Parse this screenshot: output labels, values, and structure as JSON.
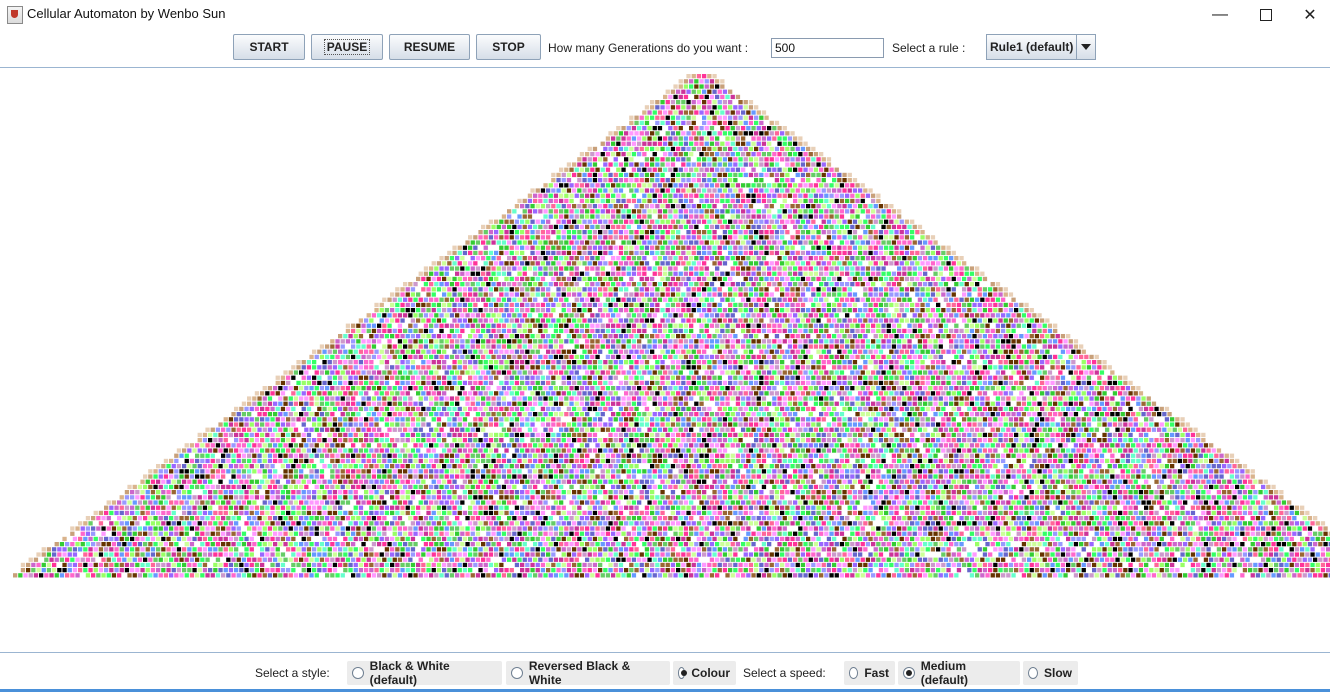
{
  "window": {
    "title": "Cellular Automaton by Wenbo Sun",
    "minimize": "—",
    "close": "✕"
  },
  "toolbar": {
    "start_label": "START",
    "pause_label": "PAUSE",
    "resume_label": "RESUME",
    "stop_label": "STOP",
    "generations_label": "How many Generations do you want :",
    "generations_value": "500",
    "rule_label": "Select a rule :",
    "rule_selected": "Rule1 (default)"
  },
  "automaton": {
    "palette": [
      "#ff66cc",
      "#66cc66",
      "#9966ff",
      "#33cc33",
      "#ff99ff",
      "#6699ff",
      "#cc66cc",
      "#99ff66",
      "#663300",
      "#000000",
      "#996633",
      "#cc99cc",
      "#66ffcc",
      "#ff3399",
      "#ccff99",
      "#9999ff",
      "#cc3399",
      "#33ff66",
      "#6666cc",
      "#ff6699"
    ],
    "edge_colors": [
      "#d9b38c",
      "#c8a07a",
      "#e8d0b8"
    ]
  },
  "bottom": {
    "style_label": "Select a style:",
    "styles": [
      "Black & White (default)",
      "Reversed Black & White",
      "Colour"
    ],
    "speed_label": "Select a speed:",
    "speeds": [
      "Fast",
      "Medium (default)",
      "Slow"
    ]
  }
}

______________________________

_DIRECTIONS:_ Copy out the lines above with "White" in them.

_TASK OUTPUT:_
      "Black & White (default)",
      "Reversed Black & White",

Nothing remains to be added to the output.